[Data extract Boundary: Start]
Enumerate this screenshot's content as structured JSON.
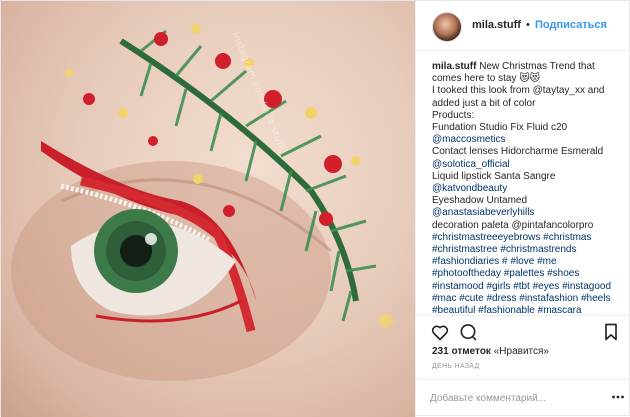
{
  "post": {
    "username": "mila.stuff",
    "separator": "•",
    "follow_label": "Подписаться",
    "caption_lines": [
      "New Christmas Trend that",
      "comes here to stay 😻😻",
      "I tooked this look from @taytay_xx and",
      "added just a bit of color",
      "Products:",
      "Fundation Studio Fix Fluid c20",
      "@maccosmetics",
      "Contact lenses Hidorcharme Esmerald",
      "@solotica_official",
      "Liquid lipstick Santa Sangre",
      "@katvondbeauty",
      "Eyeshadow Untamed",
      "@anastasiabeverlyhills",
      "decoration paleta @pintafancolorpro",
      "#christmastreeeyebrows #christmas",
      "#christmastree #christmastrends",
      "#fashiondiaries # #love #me",
      "#photooftheday #palettes #shoes",
      "#instamood #girls #tbt #eyes #instagood",
      "#mac #cute #dress #instafashion #heels",
      "#beautiful #fashionable #mascara"
    ],
    "likes_count": "231 отметок",
    "likes_suffix": "«Нравится»",
    "time_ago": "ДЕНЬ НАЗАД",
    "comment_placeholder": "Добавьте комментарий...",
    "icons": {
      "like": "heart-icon",
      "comment": "comment-icon",
      "save": "bookmark-icon",
      "more": "more-dots-icon"
    },
    "colors": {
      "link": "#3897f0",
      "text": "#262626",
      "muted": "#999999"
    }
  },
  "photo": {
    "watermark": "instagram.com/mila.stuff"
  }
}
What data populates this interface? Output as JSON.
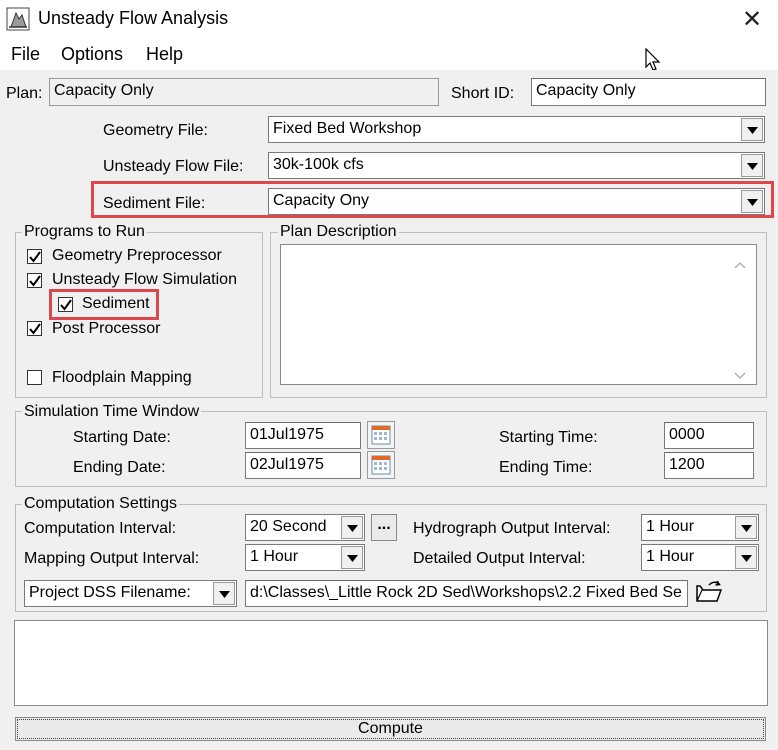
{
  "window": {
    "title": "Unsteady Flow Analysis"
  },
  "menu": {
    "file": "File",
    "options": "Options",
    "help": "Help"
  },
  "plan": {
    "plan_label": "Plan:",
    "plan_value": "Capacity Only",
    "short_id_label": "Short ID:",
    "short_id_value": "Capacity Only"
  },
  "files": {
    "geometry_label": "Geometry File:",
    "geometry_value": "Fixed Bed Workshop",
    "unsteady_label": "Unsteady Flow File:",
    "unsteady_value": "30k-100k cfs",
    "sediment_label": "Sediment File:",
    "sediment_value": "Capacity Ony"
  },
  "programs": {
    "title": "Programs to Run",
    "geometry_pre": "Geometry Preprocessor",
    "unsteady_sim": "Unsteady Flow Simulation",
    "sediment": "Sediment",
    "post_processor": "Post Processor",
    "floodplain": "Floodplain Mapping"
  },
  "plan_description": {
    "title": "Plan Description"
  },
  "sim_window": {
    "title": "Simulation Time Window",
    "start_date_label": "Starting Date:",
    "start_date": "01Jul1975",
    "end_date_label": "Ending Date:",
    "end_date": "02Jul1975",
    "start_time_label": "Starting Time:",
    "start_time": "0000",
    "end_time_label": "Ending Time:",
    "end_time": "1200"
  },
  "computation": {
    "title": "Computation Settings",
    "comp_interval_label": "Computation Interval:",
    "comp_interval": "20 Second",
    "ellipsis": "...",
    "hydro_label": "Hydrograph Output Interval:",
    "hydro_value": "1 Hour",
    "mapping_label": "Mapping Output Interval:",
    "mapping_value": "1 Hour",
    "detailed_label": "Detailed Output Interval:",
    "detailed_value": "1 Hour",
    "dss_label": "Project DSS Filename:",
    "dss_path": "d:\\Classes\\_Little Rock 2D Sed\\Workshops\\2.2 Fixed Bed Se"
  },
  "compute_button": "Compute",
  "colors": {
    "highlight": "#e0474c",
    "dialog_bg": "#f0f0f0"
  }
}
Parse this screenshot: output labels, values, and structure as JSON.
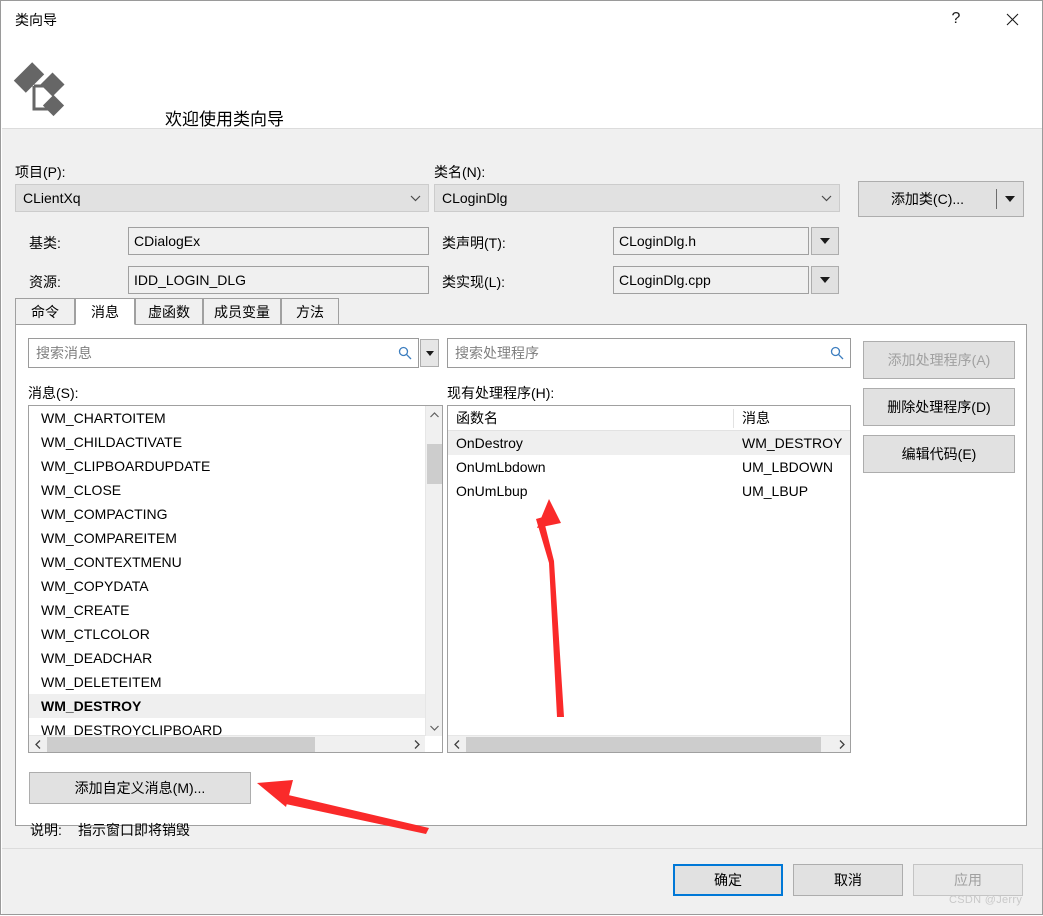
{
  "window": {
    "title": "类向导",
    "help_icon": "question-mark-icon",
    "close_icon": "close-icon"
  },
  "banner": {
    "icon": "class-wizard-icon",
    "title": "欢迎使用类向导"
  },
  "form": {
    "project_label": "项目(P):",
    "project_value": "CLientXq",
    "class_name_label": "类名(N):",
    "class_name_value": "CLoginDlg",
    "base_class_label": "基类:",
    "base_class_value": "CDialogEx",
    "class_decl_label": "类声明(T):",
    "class_decl_value": "CLoginDlg.h",
    "resource_label": "资源:",
    "resource_value": "IDD_LOGIN_DLG",
    "class_impl_label": "类实现(L):",
    "class_impl_value": "CLoginDlg.cpp",
    "add_class_button": "添加类(C)...",
    "add_class_arrow_icon": "chevron-down-icon"
  },
  "tabs": [
    {
      "label": "命令",
      "selected": false
    },
    {
      "label": "消息",
      "selected": true
    },
    {
      "label": "虚函数",
      "selected": false
    },
    {
      "label": "成员变量",
      "selected": false
    },
    {
      "label": "方法",
      "selected": false
    }
  ],
  "search": {
    "messages_placeholder": "搜索消息",
    "messages_icon": "search-icon",
    "messages_dropdown_icon": "chevron-down-icon",
    "handlers_placeholder": "搜索处理程序",
    "handlers_icon": "search-icon"
  },
  "messages_panel": {
    "label": "消息(S):",
    "items": [
      {
        "name": "WM_CHARTOITEM",
        "selected": false
      },
      {
        "name": "WM_CHILDACTIVATE",
        "selected": false
      },
      {
        "name": "WM_CLIPBOARDUPDATE",
        "selected": false
      },
      {
        "name": "WM_CLOSE",
        "selected": false
      },
      {
        "name": "WM_COMPACTING",
        "selected": false
      },
      {
        "name": "WM_COMPAREITEM",
        "selected": false
      },
      {
        "name": "WM_CONTEXTMENU",
        "selected": false
      },
      {
        "name": "WM_COPYDATA",
        "selected": false
      },
      {
        "name": "WM_CREATE",
        "selected": false
      },
      {
        "name": "WM_CTLCOLOR",
        "selected": false
      },
      {
        "name": "WM_DEADCHAR",
        "selected": false
      },
      {
        "name": "WM_DELETEITEM",
        "selected": false
      },
      {
        "name": "WM_DESTROY",
        "selected": true
      },
      {
        "name": "WM_DESTROYCLIPBOARD",
        "selected": false
      }
    ],
    "scroll_up_icon": "chevron-up-icon",
    "scroll_down_icon": "chevron-down-icon",
    "scroll_left_icon": "chevron-left-icon",
    "scroll_right_icon": "chevron-right-icon"
  },
  "handlers_panel": {
    "label": "现有处理程序(H):",
    "columns": [
      "函数名",
      "消息"
    ],
    "rows": [
      {
        "function": "OnDestroy",
        "message": "WM_DESTROY",
        "selected": true
      },
      {
        "function": "OnUmLbdown",
        "message": "UM_LBDOWN",
        "selected": false
      },
      {
        "function": "OnUmLbup",
        "message": "UM_LBUP",
        "selected": false
      }
    ],
    "scroll_left_icon": "chevron-left-icon",
    "scroll_right_icon": "chevron-right-icon"
  },
  "side_buttons": [
    {
      "label": "添加处理程序(A)",
      "disabled": true
    },
    {
      "label": "删除处理程序(D)",
      "disabled": false
    },
    {
      "label": "编辑代码(E)",
      "disabled": false
    }
  ],
  "bottom": {
    "add_custom_message_button": "添加自定义消息(M)...",
    "description_label": "说明:",
    "description_text": "指示窗口即将销毁"
  },
  "footer": {
    "ok": "确定",
    "cancel": "取消",
    "apply": "应用",
    "apply_disabled": true
  },
  "watermark": "CSDN @Jerry",
  "annotations": {
    "arrow_color": "#fa2a2a",
    "arrow_vertical_name": "red-arrow-pointing-to-handler-list",
    "arrow_diagonal_name": "red-arrow-pointing-to-add-custom-message"
  }
}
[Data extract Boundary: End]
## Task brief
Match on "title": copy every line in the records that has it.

## Response below
    "title": "Unsteady Flow Analysis"
    "title": "Programs to Run",
    "title": "Plan Description"
    "title": "Simulation Time Window",
    "title": "Computation Settings",
    "title": "类向导",
    "title": "欢迎使用类向导"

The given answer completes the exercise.